YOUR ASSIGNMENT: Reproduce all the entries, matching the original word for word.

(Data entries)
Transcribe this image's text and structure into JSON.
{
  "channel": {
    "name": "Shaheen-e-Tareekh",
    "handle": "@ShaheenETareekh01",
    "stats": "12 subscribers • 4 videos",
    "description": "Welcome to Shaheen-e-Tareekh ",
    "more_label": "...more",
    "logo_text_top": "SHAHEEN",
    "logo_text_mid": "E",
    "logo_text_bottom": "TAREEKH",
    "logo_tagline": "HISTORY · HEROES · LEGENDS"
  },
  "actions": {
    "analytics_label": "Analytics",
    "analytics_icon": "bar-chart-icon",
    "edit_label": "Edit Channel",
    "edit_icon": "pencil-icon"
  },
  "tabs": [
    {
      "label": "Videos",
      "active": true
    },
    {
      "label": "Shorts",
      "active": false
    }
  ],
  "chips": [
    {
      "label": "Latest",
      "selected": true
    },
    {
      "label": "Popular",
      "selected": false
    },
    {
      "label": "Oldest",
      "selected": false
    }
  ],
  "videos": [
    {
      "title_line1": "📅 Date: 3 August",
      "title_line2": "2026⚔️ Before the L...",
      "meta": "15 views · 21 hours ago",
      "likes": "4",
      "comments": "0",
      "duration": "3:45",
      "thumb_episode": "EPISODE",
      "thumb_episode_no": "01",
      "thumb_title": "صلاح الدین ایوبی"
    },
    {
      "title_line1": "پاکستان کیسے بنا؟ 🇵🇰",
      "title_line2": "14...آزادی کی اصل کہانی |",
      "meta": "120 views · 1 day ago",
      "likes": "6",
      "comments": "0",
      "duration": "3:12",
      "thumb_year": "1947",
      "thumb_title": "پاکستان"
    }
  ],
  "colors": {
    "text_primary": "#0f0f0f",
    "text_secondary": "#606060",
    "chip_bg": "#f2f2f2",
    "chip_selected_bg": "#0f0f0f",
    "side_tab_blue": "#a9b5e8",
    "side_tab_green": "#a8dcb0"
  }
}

RESPONSE BOX:
Transcribe this image's text and structure into JSON.
{
  "channel": {
    "name": "Shaheen-e-Tareekh",
    "handle": "@ShaheenETareekh01",
    "stats": "12 subscribers • 4 videos",
    "description": "Welcome to Shaheen-e-Tareekh ",
    "more_label": "...more",
    "logo_text_top": "SHAHEEN",
    "logo_text_mid": "E",
    "logo_text_bottom": "TAREEKH",
    "logo_tagline": "HISTORY · HEROES · LEGENDS"
  },
  "actions": {
    "analytics_label": "Analytics",
    "analytics_icon": "bar-chart-icon",
    "edit_label": "Edit Channel",
    "edit_icon": "pencil-icon"
  },
  "tabs": [
    {
      "label": "Videos",
      "active": true
    },
    {
      "label": "Shorts",
      "active": false
    }
  ],
  "chips": [
    {
      "label": "Latest",
      "selected": true
    },
    {
      "label": "Popular",
      "selected": false
    },
    {
      "label": "Oldest",
      "selected": false
    }
  ],
  "videos": [
    {
      "title_line1": "📅 Date: 3 August",
      "title_line2": "2026⚔️ Before the L...",
      "meta": "15 views · 21 hours ago",
      "likes": "4",
      "comments": "0",
      "duration": "3:45",
      "thumb_episode": "EPISODE",
      "thumb_episode_no": "01",
      "thumb_title": "صلاح الدین ایوبی"
    },
    {
      "title_line1": "پاکستان کیسے بنا؟ 🇵🇰",
      "title_line2": "14...آزادی کی اصل کہانی |",
      "meta": "120 views · 1 day ago",
      "likes": "6",
      "comments": "0",
      "duration": "3:12",
      "thumb_year": "1947",
      "thumb_title": "پاکستان"
    }
  ],
  "colors": {
    "text_primary": "#0f0f0f",
    "text_secondary": "#606060",
    "chip_bg": "#f2f2f2",
    "chip_selected_bg": "#0f0f0f",
    "side_tab_blue": "#a9b5e8",
    "side_tab_green": "#a8dcb0"
  }
}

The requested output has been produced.